Exports relieve weak domestic environment

Many coal companies continued to report success from tapping into a rise in seaborne demand for both thermal and metallurgical coal in recent months.

"The export market is still very constructive for us as an option," Alliance Resource Partners LP CEO Joseph Craft III said. "And we can still make nice margins by participating in that, and that's why we're bringing up another 1 million tons of production this year, to be able to increase our cash flow by participating primarily in the export market."

Utility customers in the U.S., however, are still not rushing to buy coal. Cloud Peak Energy Inc. President and CEO Colin Marshall said he is optimistic the "rapid rate" of power plant retirements is slowing down, but for now, supply and demand in that market have not reached an equilibrium and utilities are comfortable they can buy coal and gas when they are ready without worrying much about price.

"We're optimistic there will actually be some demand, they'll actually be caught out a little bit," Marshall said. "But until that occurs, it's pretty easy to sit back and take whichever is most opportune and realistic on short notice. And so our market, the whole business has changed and we're having to adapt to that."

Lowering supply, some unintentionally
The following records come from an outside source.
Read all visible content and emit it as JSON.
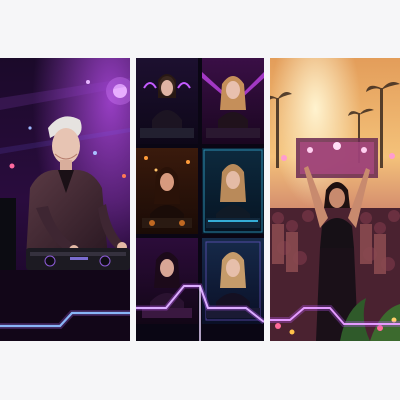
{
  "collage": {
    "panel_count": 3,
    "panels": [
      {
        "name": "dj-club-panel",
        "subject": "dj-performer",
        "palette": [
          "#1a0726",
          "#7a2bb8",
          "#c54dff"
        ]
      },
      {
        "name": "dj-grid-panel",
        "subject": "dj-portrait-grid",
        "tiles": 6,
        "palette": [
          "#0c0a1c",
          "#a33bd6",
          "#3fd0ff",
          "#ff8a2a"
        ]
      },
      {
        "name": "festival-panel",
        "subject": "festival-crowd",
        "palette": [
          "#f6b25a",
          "#c5488e",
          "#3a1230"
        ]
      }
    ],
    "accent_colors": {
      "neon_purple": "#c45bff",
      "neon_blue": "#7fd9ff",
      "sunset": "#ffd08a"
    }
  }
}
While some coal companies like Ramaco Resources Inc. and Corsa Coal Corp. are actively building out and expanding production, most are holding off on any major expansion. Arch Coal significantly cut back production at its large Black Thunder thermal coal mine in the Powder River Basin. The company also encountered geological issues within its metallurgical coal segment in the East that affected production costs. Those geological issues, combined with logistical challenges, "acted to dampen otherwise strong financial performance," CEO John Eaves said.

"We operate in a highly complex business environment, which can lead to a significant degree of variability in our quarterly results," Eaves said. "The first quarter 2018 was no exception."

Not overreacting to the boom in export demand could be critical to the health of today's U.S. coal companies. Responding to an analyst question about replacing supply lost from a mine shut down in the wake of a fire, Foresight Energy LP President and CEO Robert Moore said the company has no such plans.

"The last thing we want to see is people out there not being as disciplined as they should be," Moore said. "It's a volatile domestic market, and as, I think, we all know from experience, the export markets can come and go."